My family lived in town (300 pop.) and had 3 gardens all around - we spent weeks and weeks all throughout the summer "putting up" food -> freezing and canning fruits and vegetables and also storing potatoes, onions, carrots, etc. in a root cellar. We also purchased 1/2 pig and 1/2 cow every year too - our house had 2 stoves (1 in basement), 2 refrig. and 3 freezers! Then we had to cut enough wood for our heat during winter as my dad purchased a wood burning stove for the house. (By the way, my mom was an amazing cook as I was growing up, she works tons now, so my dad has become even more amazing in the kitchen! We keep kidding him that he needs to write a book.)

Now I live in suburb of city and have gourmet grocery store within walking distance. But, often, especially for my kids, I miss the gardens, work ethic it taught me and rhythm of the seasons and growing our own food.

Mrs. Mac said...

I have a blog started called: The Thrifty Garden/Home ... but have been so preoccupied reading a blog in my sidebar (at tgh) called Down to Earth ... this gal is writing a book about simple living ... she has chickens ... doesn't make extravagant meals ... uses what she has on hand and in bulk ... changed from a consumer to a conserver. She knits, makes vinegar, soap, grows an awesome garden, air drys clothes, etc, etc and gives her readers challenges to conserve everything from electricity to plastic bags. Her 'wheel' is so good, it doesn't need to be 'reinvented' ... You have lots to offer ... and your humor is a riot at times. BTW ... Sean Patrick said to tell you he remembers you>

Kimberly Alexandra said...

First of all, thanks for the kudos on my blog; always good to know people are enjoying what I'm posting.

I do hear what you're saying about Trader Joe's and farmer's markets (I guess we're spoiled here in CA when it comes to the latter; I thought more places had farmer's markets!). However, I want to stress that just because I shop at TJ's a lot doesn't mean everyone has to! I just like going there because it's easy for me to buy stuff on the cheap, but you can find good deals almost anywhere if you look hard enough. And you CAN make incredible cheap meals buying in bulk at Sam's Club! What I hope to be doing in my blog is not only sharing my recipes but inspiring people to get creative with whatever they might have lying around. Everything I use in my recipes can be found at most grocery stores, too. I don't shop in bulk because it's not convenient for me, but I can just imagine the crazy meal possibilities!
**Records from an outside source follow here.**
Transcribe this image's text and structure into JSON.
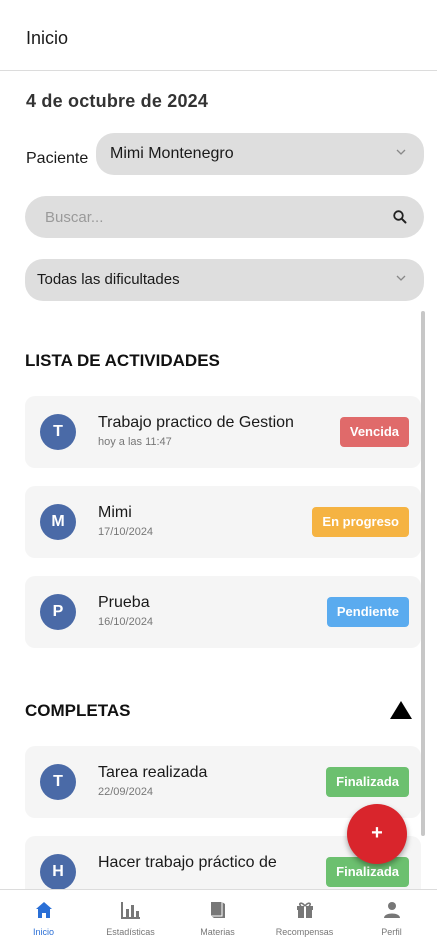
{
  "header": {
    "title": "Inicio"
  },
  "date": "4 de octubre de 2024",
  "patient": {
    "label": "Paciente",
    "selected": "Mimi Montenegro"
  },
  "search": {
    "placeholder": "Buscar..."
  },
  "difficulty": {
    "selected": "Todas las dificultades"
  },
  "activities": {
    "title": "LISTA DE ACTIVIDADES",
    "items": [
      {
        "initial": "T",
        "title": "Trabajo practico de Gestion",
        "subtitle": "hoy a las 11:47",
        "status": "Vencida",
        "status_color": "#e06a6a"
      },
      {
        "initial": "M",
        "title": "Mimi",
        "subtitle": "17/10/2024",
        "status": "En progreso",
        "status_color": "#f5b342"
      },
      {
        "initial": "P",
        "title": "Prueba",
        "subtitle": "16/10/2024",
        "status": "Pendiente",
        "status_color": "#5aabef"
      }
    ]
  },
  "completed": {
    "title": "COMPLETAS",
    "items": [
      {
        "initial": "T",
        "title": "Tarea realizada",
        "subtitle": "22/09/2024",
        "status": "Finalizada",
        "status_color": "#6cc06f"
      },
      {
        "initial": "H",
        "title": "Hacer trabajo práctico de",
        "subtitle": "",
        "status": "Finalizada",
        "status_color": "#6cc06f"
      }
    ]
  },
  "fab": {
    "label": "+"
  },
  "nav": {
    "items": [
      {
        "label": "Inicio",
        "icon": "home-icon",
        "active": true
      },
      {
        "label": "Estadísticas",
        "icon": "stats-icon",
        "active": false
      },
      {
        "label": "Materias",
        "icon": "book-icon",
        "active": false
      },
      {
        "label": "Recompensas",
        "icon": "gift-icon",
        "active": false
      },
      {
        "label": "Perfil",
        "icon": "user-icon",
        "active": false
      }
    ]
  },
  "colors": {
    "accent": "#2a6fd6",
    "avatar": "#4a6aa7",
    "fab": "#d9252c",
    "field": "#dedede"
  }
}
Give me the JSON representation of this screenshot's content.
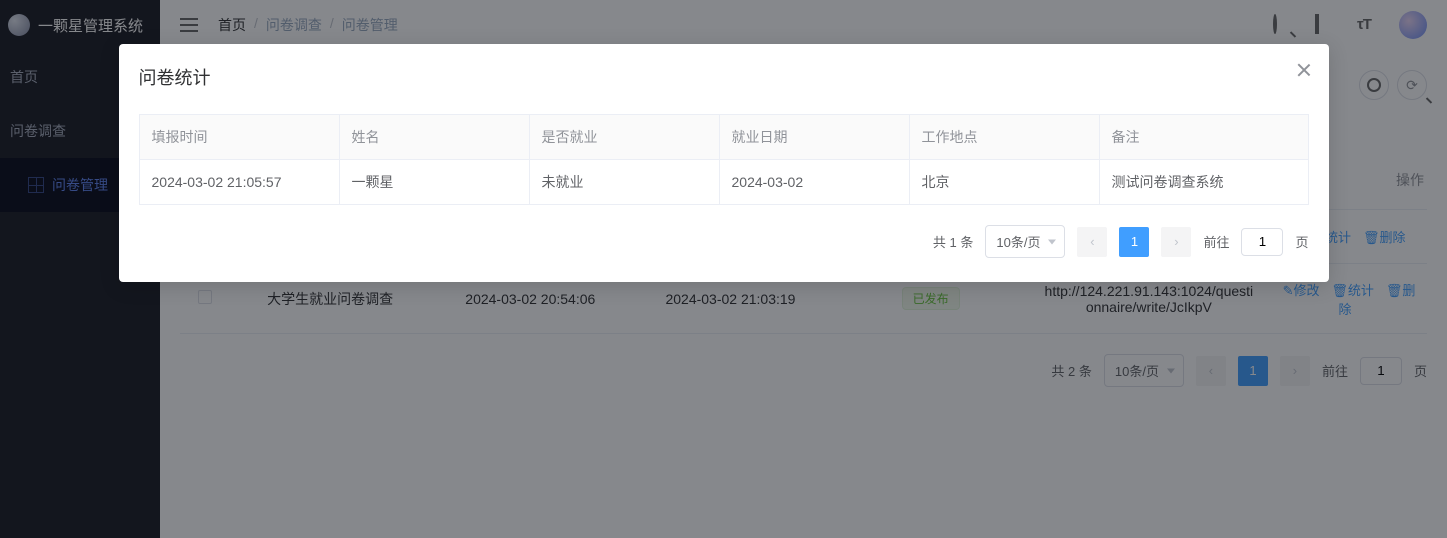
{
  "app": {
    "name": "一颗星管理系统"
  },
  "sidebar": {
    "items": [
      {
        "label": "首页"
      },
      {
        "label": "问卷调查"
      },
      {
        "label": "问卷管理"
      }
    ]
  },
  "breadcrumb": {
    "items": [
      "首页",
      "问卷调查",
      "问卷管理"
    ],
    "sep": "/"
  },
  "bgTable": {
    "headers": {
      "op": "操作"
    },
    "rows": [
      {
        "title": "大学生就业问卷调查",
        "created": "2024-03-02 20:54:06",
        "updated": "2024-03-02 21:03:19",
        "status": "已发布",
        "url": "http://124.221.91.143:1024/questionnaire/write/JcIkpV",
        "actions": {
          "edit": "修改",
          "stats": "统计",
          "delete": "删除"
        }
      }
    ],
    "visibleActionsRow0": {
      "stats": "统计",
      "delete": "删除"
    }
  },
  "bgPager": {
    "total": "共 2 条",
    "size": "10条/页",
    "page": "1",
    "jump_prefix": "前往",
    "jump_input": "1",
    "jump_suffix": "页"
  },
  "modal": {
    "title": "问卷统计",
    "headers": {
      "time": "填报时间",
      "name": "姓名",
      "employed": "是否就业",
      "date": "就业日期",
      "place": "工作地点",
      "note": "备注"
    },
    "rows": [
      {
        "time": "2024-03-02 21:05:57",
        "name": "一颗星",
        "employed": "未就业",
        "date": "2024-03-02",
        "place": "北京",
        "note": "测试问卷调查系统"
      }
    ],
    "pager": {
      "total": "共 1 条",
      "size": "10条/页",
      "page": "1",
      "jump_prefix": "前往",
      "jump_input": "1",
      "jump_suffix": "页"
    }
  }
}
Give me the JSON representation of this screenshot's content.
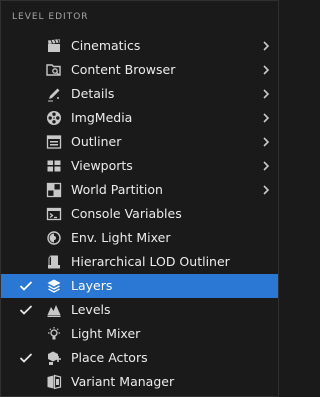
{
  "menu": {
    "section_title": "LEVEL EDITOR",
    "items": [
      {
        "label": "Cinematics",
        "icon": "clapperboard-icon",
        "submenu": true,
        "checked": false,
        "selected": false
      },
      {
        "label": "Content Browser",
        "icon": "folder-search-icon",
        "submenu": true,
        "checked": false,
        "selected": false
      },
      {
        "label": "Details",
        "icon": "pencil-icon",
        "submenu": true,
        "checked": false,
        "selected": false
      },
      {
        "label": "ImgMedia",
        "icon": "film-reel-icon",
        "submenu": true,
        "checked": false,
        "selected": false
      },
      {
        "label": "Outliner",
        "icon": "outliner-list-icon",
        "submenu": true,
        "checked": false,
        "selected": false
      },
      {
        "label": "Viewports",
        "icon": "viewports-grid-icon",
        "submenu": true,
        "checked": false,
        "selected": false
      },
      {
        "label": "World Partition",
        "icon": "world-partition-icon",
        "submenu": true,
        "checked": false,
        "selected": false
      },
      {
        "label": "Console Variables",
        "icon": "console-icon",
        "submenu": false,
        "checked": false,
        "selected": false
      },
      {
        "label": "Env. Light Mixer",
        "icon": "env-light-icon",
        "submenu": false,
        "checked": false,
        "selected": false
      },
      {
        "label": "Hierarchical LOD Outliner",
        "icon": "hlod-icon",
        "submenu": false,
        "checked": false,
        "selected": false
      },
      {
        "label": "Layers",
        "icon": "layers-icon",
        "submenu": false,
        "checked": true,
        "selected": true
      },
      {
        "label": "Levels",
        "icon": "levels-icon",
        "submenu": false,
        "checked": true,
        "selected": false
      },
      {
        "label": "Light Mixer",
        "icon": "light-bulb-icon",
        "submenu": false,
        "checked": false,
        "selected": false
      },
      {
        "label": "Place Actors",
        "icon": "place-actors-icon",
        "submenu": false,
        "checked": true,
        "selected": false
      },
      {
        "label": "Variant Manager",
        "icon": "variant-manager-icon",
        "submenu": false,
        "checked": false,
        "selected": false
      }
    ]
  },
  "colors": {
    "background": "#1a1a1a",
    "selected": "#2b78d4",
    "text": "#ececec",
    "header_text": "#a6a6a6",
    "icon": "#c8c8c8"
  }
}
Anyway, be on the look out for $25 Shopping Cart posts from different stores and other great features. And your wish about a blog catered towards living well in general is already in the works. That was something I was asked during my CNN interviews and it'll be coming sometime soon!

:) Kimberly @ Poor Girl Eats Well